On LinkedIn, a Restoration Hardware employee states that their department (ocean freight operations) has a consistent annual growth of 12%. This is much lower than the company’s reported
revenue COGS growth (20%+). I would note that RH has been increasingly sourcing more and more of its product from overseas:
- (EDIT: 4/2/2015) The 2011 S-1 states: Based on total dollar volume of purchases for fiscal 2010, approximately 73% of our products were sourced in Asia, the majority of which originated from China, 16% from the United States, 8% from Europe and the remainder from other regions.
- The FY2013 10-K states: Based on total dollar volume of purchases for fiscal 2013, approximately 69% of our products were sourced in Asia, the majority of which originated from China, 26% from the United States and the remainder from other regions.
- The FY2014 10-K states: Based on total dollar volume of purchases for fiscal 2014, approximately 84% of our products were sourced in Asia, the majority of which originated from China, 10% from the United States and the remainder from other regions.
Adjusting for the lower domestic sourcing would suggest that RH’s total overall buying may have grown at less than 12% annualized.
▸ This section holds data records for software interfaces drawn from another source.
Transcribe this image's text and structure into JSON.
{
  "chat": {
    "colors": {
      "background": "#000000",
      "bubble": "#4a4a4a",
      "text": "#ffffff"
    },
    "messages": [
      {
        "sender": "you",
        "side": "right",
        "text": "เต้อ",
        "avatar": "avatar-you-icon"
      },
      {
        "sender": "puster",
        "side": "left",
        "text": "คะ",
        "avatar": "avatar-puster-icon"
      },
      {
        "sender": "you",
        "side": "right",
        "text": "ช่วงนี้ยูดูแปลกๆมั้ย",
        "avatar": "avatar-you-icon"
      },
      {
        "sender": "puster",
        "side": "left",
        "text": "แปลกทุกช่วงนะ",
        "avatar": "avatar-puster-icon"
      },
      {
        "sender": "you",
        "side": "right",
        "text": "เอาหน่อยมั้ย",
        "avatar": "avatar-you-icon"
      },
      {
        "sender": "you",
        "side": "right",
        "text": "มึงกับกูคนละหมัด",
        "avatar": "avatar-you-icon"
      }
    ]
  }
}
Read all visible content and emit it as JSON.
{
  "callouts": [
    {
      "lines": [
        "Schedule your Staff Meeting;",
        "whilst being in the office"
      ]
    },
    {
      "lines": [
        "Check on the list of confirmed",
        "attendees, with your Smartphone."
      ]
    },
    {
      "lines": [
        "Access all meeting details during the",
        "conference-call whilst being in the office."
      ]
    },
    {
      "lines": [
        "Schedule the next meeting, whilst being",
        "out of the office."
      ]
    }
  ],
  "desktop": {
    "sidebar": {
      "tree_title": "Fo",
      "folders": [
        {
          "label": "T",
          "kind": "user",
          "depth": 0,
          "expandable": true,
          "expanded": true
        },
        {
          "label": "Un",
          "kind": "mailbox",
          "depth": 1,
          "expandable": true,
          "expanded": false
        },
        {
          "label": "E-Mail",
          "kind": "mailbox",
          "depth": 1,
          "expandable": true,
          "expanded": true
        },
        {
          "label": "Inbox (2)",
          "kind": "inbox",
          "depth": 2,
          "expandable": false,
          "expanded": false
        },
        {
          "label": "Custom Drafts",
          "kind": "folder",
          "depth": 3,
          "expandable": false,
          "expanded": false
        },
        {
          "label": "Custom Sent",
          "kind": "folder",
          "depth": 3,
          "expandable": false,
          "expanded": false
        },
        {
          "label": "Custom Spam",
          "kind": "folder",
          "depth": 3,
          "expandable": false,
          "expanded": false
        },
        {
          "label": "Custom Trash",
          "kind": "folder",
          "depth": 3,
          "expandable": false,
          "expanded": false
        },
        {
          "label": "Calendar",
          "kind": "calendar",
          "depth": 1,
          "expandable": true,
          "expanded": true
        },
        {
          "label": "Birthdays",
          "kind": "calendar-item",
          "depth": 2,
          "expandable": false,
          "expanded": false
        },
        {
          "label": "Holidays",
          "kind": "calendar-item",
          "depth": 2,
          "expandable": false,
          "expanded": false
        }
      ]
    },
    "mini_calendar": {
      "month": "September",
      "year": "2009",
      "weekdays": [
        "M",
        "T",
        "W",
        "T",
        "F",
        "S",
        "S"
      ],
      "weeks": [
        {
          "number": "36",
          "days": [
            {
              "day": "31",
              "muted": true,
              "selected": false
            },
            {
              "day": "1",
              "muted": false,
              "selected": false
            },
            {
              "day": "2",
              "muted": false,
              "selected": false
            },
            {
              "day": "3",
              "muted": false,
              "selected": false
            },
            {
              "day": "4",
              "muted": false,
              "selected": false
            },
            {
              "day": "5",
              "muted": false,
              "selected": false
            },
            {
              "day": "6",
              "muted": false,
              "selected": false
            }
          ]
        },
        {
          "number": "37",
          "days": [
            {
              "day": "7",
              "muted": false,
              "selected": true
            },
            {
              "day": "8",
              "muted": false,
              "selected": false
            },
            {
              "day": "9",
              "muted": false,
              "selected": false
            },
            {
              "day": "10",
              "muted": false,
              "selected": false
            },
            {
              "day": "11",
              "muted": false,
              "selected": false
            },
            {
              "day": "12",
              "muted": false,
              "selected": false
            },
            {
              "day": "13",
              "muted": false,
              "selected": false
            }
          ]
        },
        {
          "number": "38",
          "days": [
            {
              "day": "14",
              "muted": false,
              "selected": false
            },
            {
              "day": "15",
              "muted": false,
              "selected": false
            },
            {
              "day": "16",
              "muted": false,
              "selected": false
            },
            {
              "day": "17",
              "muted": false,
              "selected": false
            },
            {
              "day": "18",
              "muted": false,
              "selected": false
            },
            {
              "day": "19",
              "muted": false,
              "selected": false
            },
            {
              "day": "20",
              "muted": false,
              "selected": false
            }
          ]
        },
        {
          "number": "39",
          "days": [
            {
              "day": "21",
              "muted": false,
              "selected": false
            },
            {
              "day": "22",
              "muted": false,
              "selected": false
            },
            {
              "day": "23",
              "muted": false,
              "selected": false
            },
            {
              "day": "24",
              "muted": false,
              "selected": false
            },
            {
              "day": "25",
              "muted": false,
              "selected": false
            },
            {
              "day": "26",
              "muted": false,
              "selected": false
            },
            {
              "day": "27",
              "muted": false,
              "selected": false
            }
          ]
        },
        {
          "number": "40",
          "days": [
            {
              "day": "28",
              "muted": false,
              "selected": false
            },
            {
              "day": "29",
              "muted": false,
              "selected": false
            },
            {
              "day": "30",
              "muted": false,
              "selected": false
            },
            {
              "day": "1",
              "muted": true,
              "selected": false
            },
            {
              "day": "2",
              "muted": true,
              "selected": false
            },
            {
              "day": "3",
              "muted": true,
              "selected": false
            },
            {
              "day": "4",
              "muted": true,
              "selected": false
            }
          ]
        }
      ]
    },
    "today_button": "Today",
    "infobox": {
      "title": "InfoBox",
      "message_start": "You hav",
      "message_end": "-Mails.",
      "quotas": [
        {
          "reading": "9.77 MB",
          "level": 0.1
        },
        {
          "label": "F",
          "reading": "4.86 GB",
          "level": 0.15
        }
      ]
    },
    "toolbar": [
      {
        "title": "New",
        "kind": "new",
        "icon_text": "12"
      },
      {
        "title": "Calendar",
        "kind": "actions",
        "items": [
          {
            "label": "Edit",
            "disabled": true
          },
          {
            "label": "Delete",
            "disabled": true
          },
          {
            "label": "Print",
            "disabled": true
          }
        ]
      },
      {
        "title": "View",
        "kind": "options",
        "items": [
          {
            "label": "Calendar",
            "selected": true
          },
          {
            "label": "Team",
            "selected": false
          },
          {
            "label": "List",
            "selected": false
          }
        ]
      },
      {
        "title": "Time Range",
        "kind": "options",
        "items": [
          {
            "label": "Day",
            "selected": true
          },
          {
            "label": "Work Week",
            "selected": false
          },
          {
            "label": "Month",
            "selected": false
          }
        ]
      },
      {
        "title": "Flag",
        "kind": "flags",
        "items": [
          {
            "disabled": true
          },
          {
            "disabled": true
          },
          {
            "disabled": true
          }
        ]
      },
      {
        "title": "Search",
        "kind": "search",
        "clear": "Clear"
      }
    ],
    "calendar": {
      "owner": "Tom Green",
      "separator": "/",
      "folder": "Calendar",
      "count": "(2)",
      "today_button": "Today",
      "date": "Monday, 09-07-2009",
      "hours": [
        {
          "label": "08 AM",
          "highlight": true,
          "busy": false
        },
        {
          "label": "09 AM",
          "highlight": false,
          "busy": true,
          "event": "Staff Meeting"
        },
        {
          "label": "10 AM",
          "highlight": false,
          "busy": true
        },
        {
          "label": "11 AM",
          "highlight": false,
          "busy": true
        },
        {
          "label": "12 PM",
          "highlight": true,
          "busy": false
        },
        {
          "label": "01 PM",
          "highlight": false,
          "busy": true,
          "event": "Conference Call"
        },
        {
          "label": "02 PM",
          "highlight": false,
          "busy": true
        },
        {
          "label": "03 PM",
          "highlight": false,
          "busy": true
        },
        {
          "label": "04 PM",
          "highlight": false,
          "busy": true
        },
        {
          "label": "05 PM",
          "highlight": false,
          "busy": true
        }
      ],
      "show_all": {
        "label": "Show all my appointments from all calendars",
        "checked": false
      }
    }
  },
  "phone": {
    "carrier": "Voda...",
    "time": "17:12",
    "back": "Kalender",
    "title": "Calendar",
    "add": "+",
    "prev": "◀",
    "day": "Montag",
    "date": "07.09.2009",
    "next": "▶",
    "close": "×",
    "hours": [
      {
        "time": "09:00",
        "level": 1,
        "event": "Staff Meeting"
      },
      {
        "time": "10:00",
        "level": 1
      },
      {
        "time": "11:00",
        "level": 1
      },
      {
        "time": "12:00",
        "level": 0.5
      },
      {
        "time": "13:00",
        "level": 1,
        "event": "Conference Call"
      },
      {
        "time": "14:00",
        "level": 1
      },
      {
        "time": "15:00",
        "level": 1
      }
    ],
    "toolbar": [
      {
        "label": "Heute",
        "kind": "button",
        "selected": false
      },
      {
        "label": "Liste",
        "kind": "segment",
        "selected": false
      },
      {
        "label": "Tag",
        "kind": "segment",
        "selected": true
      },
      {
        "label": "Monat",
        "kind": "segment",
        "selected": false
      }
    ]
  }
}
Restoration Hardware’s financial statements paint a picture of very high growth. In the past, the financials were more or less internally consistent. Numbers with a relationship to revenues (taxes paid, contingent rent, actual sales returns, employee count) largely tracked the growth in revenue growth. What’s curious in the latest 10-K is that actual sales returns no longer track reported revenues due to an error identified for FY2013 and FY2012.
From the press release filed on EDGAR [emphasis mine]:
SHENZHEN, China, March 24, 2015 /PRNewswire/ — China Information Technology, Inc. (the “Company” or “CNIT”) (Nasdaq GS: CNIT), a leading provider of integrated cloud-based platform, exchange, and big data solutions to the Chinese new media industry, today announced that the Company has completed its acquisition of Shenzhen Biznest Internet Software Co. Ltd. (“Biznest”), a leading cloud computing hardware and software company in China. As previously announced, the total consideration of the transaction is approximately $15 million, consisting of approximately $7.5 million to be paid in cash and 1,543,455 ordinary shares to be issued by the Company. The transaction consideration has been fully paid by March 18, 2015 and the modification registration of Biznest with the competent administration for industry and commerce has also been completed.
Now I think that CNIT has figured out its identity as a hot cloud technology company. And now there is no reason for me to be confused about why Biznest’s domain name registration listed a chinacnit.com email address. (See my previous post on CNIT’s multiple personality disorder.)
*Disclosure: No position. I swing trade in and out of stocks. This may be a mistake on my part… who knows.
EDIT (3/27/2015): As of 3/27/2015. I am short CNIT. I may cover my position without updating my blog.
Avid sells its software through different pricing structures. For some products, Avid offers support contracts. Deferring revenue makes sense for those contracts. However, Avid also sells software for one-time payments. In my opinion, deferring some of the revenue from such sales creates a major accounting distortion. Avid already has the customer’s money so it does not make much sense to defer the revenues and profits on such sales.
History has a pattern of mass-market products eventually decimating low-volume high-end products. The cost savings from economies of scale overpower the benefits of specialized solutions. This has happened to word processing (e.g. Wang Labs), mainframes, high-end CPUs (SGI versus Intel), post production systems (ADSK, ADBE, AVID, etc.), film/video cameras, and many other industries.
Back in Dec 2012, I wrote a post on enterprise storage. Now, I’m starting to be more confident that enterprise storage will indeed become increasingly commoditized.
I think that proprietary ecosystems like Amazon Web Services will continue to grow. These ecosystems will be popular with small software developers because it saves a lot of time. Larger developers will see less benefit from proprietary software because their problems tend to be more specialized and difficult.
The main benefit of pooled infrastructure for larger developers is higher server utilization. Many of their workloads see fluctuating demand depending on the time of day, depending on the season, or depending on one-time events (e.g. ticketing companies will see a heavy server load when tickets for their most popular events first become available). They should see their costs drop by taking advantage of the elasticity made possible by pooled infrastructure.